In September, an undercover informant led police into the woods of a Maryland park along trails with pastoral names like Deer Hollow and Oak Ridge, to a patch of shovel-turned earth.
Inside the shallow grave, a shredded, blood-stained sweatshirt hinted at a horrific crime.
“The victim had been stabbed over one-hundred times, decapitated, dismembered, and his heart had been excised from his chest and thrown into the grave,” Montgomery County, Maryland, detectives wrote in court papers made public last month.
The grisly details drew widespread attention.
“Satanic murder,” declared a headline in the Sun.
Authorities haven’t said why the unidentified victim was mutilated, but the British tabloid could, perhaps, be forgiven for jumping to conclusions.
According to police, the killing was the work of La Mara Salvatrucha: a violent street gang known as MS-13 with a long history of satanism.
Some of the gang’s founders were devil-worshiping metal heads, according to experts. And although the connection has waned over the past 30 years, it can still be seen in MS-13’s use of satanic nicknames, tattoos and other imagery. The gang’s devil horns hand sign is known as “la garra,” a Spanish reference to Satan’s claws. And some MS-13 members have told investigators that they committed their crimes at the behest of “la bestia,” or the Beast.
Long before it became known as MS-13, the gang was called the Mara Salvatrucha Stoners. As the name suggests, it was founded by marijuana-smoking heavy metal fans in Los Angeles in the 1970s, according to Thomas Ward, an anthropology professor at the University of Southern California who has studied the gang.

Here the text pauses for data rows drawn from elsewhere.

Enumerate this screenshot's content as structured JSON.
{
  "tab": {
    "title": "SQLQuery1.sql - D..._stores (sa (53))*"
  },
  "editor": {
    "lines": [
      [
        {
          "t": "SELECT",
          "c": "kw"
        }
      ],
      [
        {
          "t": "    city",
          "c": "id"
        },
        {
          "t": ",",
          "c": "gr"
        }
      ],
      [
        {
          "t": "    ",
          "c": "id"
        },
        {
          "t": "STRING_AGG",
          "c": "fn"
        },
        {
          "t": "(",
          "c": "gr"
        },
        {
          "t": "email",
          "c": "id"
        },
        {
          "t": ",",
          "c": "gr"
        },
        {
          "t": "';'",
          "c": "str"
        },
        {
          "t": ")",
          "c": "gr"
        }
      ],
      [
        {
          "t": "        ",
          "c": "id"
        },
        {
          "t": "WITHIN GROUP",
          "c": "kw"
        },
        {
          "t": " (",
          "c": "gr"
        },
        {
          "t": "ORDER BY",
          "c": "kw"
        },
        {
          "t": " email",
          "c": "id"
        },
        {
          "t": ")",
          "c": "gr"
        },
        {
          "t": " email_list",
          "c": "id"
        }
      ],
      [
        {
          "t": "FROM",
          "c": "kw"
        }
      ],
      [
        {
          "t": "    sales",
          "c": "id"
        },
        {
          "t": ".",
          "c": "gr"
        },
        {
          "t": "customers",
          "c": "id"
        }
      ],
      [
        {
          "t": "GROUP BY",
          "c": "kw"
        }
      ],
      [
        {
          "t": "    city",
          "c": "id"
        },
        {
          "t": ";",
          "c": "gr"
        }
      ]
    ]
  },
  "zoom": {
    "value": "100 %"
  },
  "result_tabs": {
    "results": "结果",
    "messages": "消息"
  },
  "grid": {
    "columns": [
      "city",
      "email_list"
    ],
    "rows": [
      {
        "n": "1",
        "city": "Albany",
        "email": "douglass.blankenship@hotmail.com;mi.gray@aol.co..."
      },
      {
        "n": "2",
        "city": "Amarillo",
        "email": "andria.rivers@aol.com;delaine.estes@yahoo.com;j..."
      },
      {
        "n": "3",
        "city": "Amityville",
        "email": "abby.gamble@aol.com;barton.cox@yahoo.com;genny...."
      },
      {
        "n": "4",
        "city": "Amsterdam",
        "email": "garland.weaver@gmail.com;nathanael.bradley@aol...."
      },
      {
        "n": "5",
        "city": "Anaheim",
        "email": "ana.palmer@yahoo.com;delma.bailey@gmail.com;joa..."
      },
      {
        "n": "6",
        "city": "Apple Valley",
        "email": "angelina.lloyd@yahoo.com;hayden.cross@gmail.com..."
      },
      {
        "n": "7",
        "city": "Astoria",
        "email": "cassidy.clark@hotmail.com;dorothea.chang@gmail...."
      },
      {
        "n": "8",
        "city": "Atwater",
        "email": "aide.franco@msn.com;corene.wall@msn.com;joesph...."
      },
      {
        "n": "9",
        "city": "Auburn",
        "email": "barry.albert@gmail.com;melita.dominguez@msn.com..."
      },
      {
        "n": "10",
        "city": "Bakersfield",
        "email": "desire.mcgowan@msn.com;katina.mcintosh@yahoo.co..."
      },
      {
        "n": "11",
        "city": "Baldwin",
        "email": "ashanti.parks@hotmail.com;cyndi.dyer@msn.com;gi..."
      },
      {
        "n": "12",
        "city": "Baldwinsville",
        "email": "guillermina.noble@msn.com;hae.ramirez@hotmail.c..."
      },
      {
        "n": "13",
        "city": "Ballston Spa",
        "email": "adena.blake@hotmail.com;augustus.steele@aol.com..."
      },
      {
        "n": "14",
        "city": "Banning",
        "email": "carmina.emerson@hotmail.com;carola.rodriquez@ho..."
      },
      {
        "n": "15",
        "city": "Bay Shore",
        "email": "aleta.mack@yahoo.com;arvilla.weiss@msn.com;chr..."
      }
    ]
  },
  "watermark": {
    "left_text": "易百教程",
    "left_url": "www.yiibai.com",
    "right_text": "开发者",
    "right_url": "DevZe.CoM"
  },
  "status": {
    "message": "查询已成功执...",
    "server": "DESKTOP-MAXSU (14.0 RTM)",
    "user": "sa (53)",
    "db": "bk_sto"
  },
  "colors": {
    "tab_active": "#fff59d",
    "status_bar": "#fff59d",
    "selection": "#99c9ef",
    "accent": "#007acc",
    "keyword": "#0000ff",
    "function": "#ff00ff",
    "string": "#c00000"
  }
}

“A few of its members were hard-core Satanists who worshipped the devil and went so far as to practice gruesome animal sacrifices,” Ward writes in his ethnography of the gang, “Gangsters Without Borders.”
“Although the vast majority of these stoners never participated in these bloody ritual animal sacrifices or gave any thought to becoming Satanists, they banked on their gang’s reputation for devil worship, which gave it and them an aura of mystery and terror.”